#### [Task to complete]
Each entry below needs to be reproduced exactly as given.
== Segment start ==
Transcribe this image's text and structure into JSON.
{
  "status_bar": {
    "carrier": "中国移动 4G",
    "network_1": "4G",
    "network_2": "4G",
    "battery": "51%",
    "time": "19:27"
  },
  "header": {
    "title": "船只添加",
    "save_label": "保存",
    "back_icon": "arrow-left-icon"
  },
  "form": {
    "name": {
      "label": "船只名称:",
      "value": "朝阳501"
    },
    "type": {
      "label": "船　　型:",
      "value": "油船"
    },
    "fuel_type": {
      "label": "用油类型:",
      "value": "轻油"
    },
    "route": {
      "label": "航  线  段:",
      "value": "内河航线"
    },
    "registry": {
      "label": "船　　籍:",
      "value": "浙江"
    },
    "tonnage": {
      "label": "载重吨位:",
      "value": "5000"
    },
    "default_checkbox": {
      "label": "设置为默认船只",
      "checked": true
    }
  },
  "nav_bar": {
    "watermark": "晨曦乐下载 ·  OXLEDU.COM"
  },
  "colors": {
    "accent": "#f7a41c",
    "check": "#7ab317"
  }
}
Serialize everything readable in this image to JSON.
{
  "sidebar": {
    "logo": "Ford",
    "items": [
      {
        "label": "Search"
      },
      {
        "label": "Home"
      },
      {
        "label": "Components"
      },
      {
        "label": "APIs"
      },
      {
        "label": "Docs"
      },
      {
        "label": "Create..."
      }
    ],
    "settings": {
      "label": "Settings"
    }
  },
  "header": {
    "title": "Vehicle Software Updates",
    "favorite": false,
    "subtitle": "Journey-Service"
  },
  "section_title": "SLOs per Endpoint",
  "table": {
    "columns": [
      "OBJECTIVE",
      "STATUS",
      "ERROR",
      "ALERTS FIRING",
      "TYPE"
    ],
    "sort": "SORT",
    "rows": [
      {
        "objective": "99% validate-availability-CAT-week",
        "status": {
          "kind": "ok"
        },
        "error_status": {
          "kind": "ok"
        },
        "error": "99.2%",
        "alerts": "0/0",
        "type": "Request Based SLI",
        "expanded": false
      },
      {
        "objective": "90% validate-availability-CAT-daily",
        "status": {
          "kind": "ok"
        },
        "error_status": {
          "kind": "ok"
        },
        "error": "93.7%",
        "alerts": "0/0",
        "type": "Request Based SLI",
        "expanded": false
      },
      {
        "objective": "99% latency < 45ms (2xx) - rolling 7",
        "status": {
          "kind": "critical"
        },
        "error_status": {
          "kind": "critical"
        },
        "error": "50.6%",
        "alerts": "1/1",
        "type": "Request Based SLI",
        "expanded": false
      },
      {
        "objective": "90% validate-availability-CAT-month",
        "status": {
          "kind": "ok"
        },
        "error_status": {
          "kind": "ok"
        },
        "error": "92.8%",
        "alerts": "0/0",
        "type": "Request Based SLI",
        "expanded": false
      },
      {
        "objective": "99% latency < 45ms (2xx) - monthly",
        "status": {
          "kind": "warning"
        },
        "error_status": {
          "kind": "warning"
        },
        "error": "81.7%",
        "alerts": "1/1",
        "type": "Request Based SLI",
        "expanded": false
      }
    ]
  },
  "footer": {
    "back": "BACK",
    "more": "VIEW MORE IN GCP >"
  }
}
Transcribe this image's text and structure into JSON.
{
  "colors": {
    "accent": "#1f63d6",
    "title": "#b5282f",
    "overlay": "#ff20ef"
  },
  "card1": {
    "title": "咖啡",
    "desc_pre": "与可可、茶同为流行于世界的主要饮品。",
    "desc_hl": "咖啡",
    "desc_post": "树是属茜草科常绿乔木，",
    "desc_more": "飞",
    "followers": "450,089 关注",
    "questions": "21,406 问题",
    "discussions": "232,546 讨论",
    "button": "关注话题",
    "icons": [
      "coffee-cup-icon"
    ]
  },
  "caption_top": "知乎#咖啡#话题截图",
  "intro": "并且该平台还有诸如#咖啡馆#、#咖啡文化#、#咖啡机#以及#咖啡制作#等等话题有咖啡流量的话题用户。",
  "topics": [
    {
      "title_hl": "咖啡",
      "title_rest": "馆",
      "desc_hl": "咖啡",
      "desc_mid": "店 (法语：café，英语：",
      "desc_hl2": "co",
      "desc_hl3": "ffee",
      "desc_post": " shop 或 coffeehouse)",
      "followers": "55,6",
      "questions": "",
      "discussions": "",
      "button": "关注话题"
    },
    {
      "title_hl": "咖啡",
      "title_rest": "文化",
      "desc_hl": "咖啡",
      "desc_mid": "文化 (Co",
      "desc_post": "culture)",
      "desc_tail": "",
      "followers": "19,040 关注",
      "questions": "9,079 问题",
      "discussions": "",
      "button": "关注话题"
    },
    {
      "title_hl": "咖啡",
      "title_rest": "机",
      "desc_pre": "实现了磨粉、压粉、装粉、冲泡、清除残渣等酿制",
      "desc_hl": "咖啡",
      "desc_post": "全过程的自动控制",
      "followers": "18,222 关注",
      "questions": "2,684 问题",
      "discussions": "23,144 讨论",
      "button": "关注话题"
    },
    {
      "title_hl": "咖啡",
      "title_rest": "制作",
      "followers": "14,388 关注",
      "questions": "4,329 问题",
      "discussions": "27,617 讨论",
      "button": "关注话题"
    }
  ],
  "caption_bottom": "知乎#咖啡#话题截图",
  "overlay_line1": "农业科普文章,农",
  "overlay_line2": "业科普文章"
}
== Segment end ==
#### [Solution for this problem]
Transcribe this image's text and structure into JSON.
{
  "status_bar": {
    "carrier": "中国移动 4G",
    "network_1": "4G",
    "network_2": "4G",
    "battery": "51%",
    "time": "19:27"
  },
  "header": {
    "title": "船只添加",
    "save_label": "保存",
    "back_icon": "arrow-left-icon"
  },
  "form": {
    "name": {
      "label": "船只名称:",
      "value": "朝阳501"
    },
    "type": {
      "label": "船　　型:",
      "value": "油船"
    },
    "fuel_type": {
      "label": "用油类型:",
      "value": "轻油"
    },
    "route": {
      "label": "航  线  段:",
      "value": "内河航线"
    },
    "registry": {
      "label": "船　　籍:",
      "value": "浙江"
    },
    "tonnage": {
      "label": "载重吨位:",
      "value": "5000"
    },
    "default_checkbox": {
      "label": "设置为默认船只",
      "checked": true
    }
  },
  "nav_bar": {
    "watermark": "晨曦乐下载 ·  OXLEDU.COM"
  },
  "colors": {
    "accent": "#f7a41c",
    "check": "#7ab317"
  }
}
Serialize everything readable in this image to JSON.
{
  "sidebar": {
    "logo": "Ford",
    "items": [
      {
        "label": "Search"
      },
      {
        "label": "Home"
      },
      {
        "label": "Components"
      },
      {
        "label": "APIs"
      },
      {
        "label": "Docs"
      },
      {
        "label": "Create..."
      }
    ],
    "settings": {
      "label": "Settings"
    }
  },
  "header": {
    "title": "Vehicle Software Updates",
    "favorite": false,
    "subtitle": "Journey-Service"
  },
  "section_title": "SLOs per Endpoint",
  "table": {
    "columns": [
      "OBJECTIVE",
      "STATUS",
      "ERROR",
      "ALERTS FIRING",
      "TYPE"
    ],
    "sort": "SORT",
    "rows": [
      {
        "objective": "99% validate-availability-CAT-week",
        "status": {
          "kind": "ok"
        },
        "error_status": {
          "kind": "ok"
        },
        "error": "99.2%",
        "alerts": "0/0",
        "type": "Request Based SLI",
        "expanded": false
      },
      {
        "objective": "90% validate-availability-CAT-daily",
        "status": {
          "kind": "ok"
        },
        "error_status": {
          "kind": "ok"
        },
        "error": "93.7%",
        "alerts": "0/0",
        "type": "Request Based SLI",
        "expanded": false
      },
      {
        "objective": "99% latency < 45ms (2xx) - rolling 7",
        "status": {
          "kind": "critical"
        },
        "error_status": {
          "kind": "critical"
        },
        "error": "50.6%",
        "alerts": "1/1",
        "type": "Request Based SLI",
        "expanded": false
      },
      {
        "objective": "90% validate-availability-CAT-month",
        "status": {
          "kind": "ok"
        },
        "error_status": {
          "kind": "ok"
        },
        "error": "92.8%",
        "alerts": "0/0",
        "type": "Request Based SLI",
        "expanded": false
      },
      {
        "objective": "99% latency < 45ms (2xx) - monthly",
        "status": {
          "kind": "warning"
        },
        "error_status": {
          "kind": "warning"
        },
        "error": "81.7%",
        "alerts": "1/1",
        "type": "Request Based SLI",
        "expanded": false
      }
    ]
  },
  "footer": {
    "back": "BACK",
    "more": "VIEW MORE IN GCP >"
  }
}
Transcribe this image's text and structure into JSON.
{
  "colors": {
    "accent": "#1f63d6",
    "title": "#b5282f",
    "overlay": "#ff20ef"
  },
  "card1": {
    "title": "咖啡",
    "desc_pre": "与可可、茶同为流行于世界的主要饮品。",
    "desc_hl": "咖啡",
    "desc_post": "树是属茜草科常绿乔木，",
    "desc_more": "飞",
    "followers": "450,089 关注",
    "questions": "21,406 问题",
    "discussions": "232,546 讨论",
    "button": "关注话题",
    "icons": [
      "coffee-cup-icon"
    ]
  },
  "caption_top": "知乎#咖啡#话题截图",
  "intro": "并且该平台还有诸如#咖啡馆#、#咖啡文化#、#咖啡机#以及#咖啡制作#等等话题有咖啡流量的话题用户。",
  "topics": [
    {
      "title_hl": "咖啡",
      "title_rest": "馆",
      "desc_hl": "咖啡",
      "desc_mid": "店 (法语：café，英语：",
      "desc_hl2": "co",
      "desc_hl3": "ffee",
      "desc_post": " shop 或 coffeehouse)",
      "followers": "55,6",
      "questions": "",
      "discussions": "",
      "button": "关注话题"
    },
    {
      "title_hl": "咖啡",
      "title_rest": "文化",
      "desc_hl": "咖啡",
      "desc_mid": "文化 (Co",
      "desc_post": "culture)",
      "desc_tail": "",
      "followers": "19,040 关注",
      "questions": "9,079 问题",
      "discussions": "",
      "button": "关注话题"
    },
    {
      "title_hl": "咖啡",
      "title_rest": "机",
      "desc_pre": "实现了磨粉、压粉、装粉、冲泡、清除残渣等酿制",
      "desc_hl": "咖啡",
      "desc_post": "全过程的自动控制",
      "followers": "18,222 关注",
      "questions": "2,684 问题",
      "discussions": "23,144 讨论",
      "button": "关注话题"
    },
    {
      "title_hl": "咖啡",
      "title_rest": "制作",
      "followers": "14,388 关注",
      "questions": "4,329 问题",
      "discussions": "27,617 讨论",
      "button": "关注话题"
    }
  ],
  "caption_bottom": "知乎#咖啡#话题截图",
  "overlay_line1": "农业科普文章,农",
  "overlay_line2": "业科普文章"
}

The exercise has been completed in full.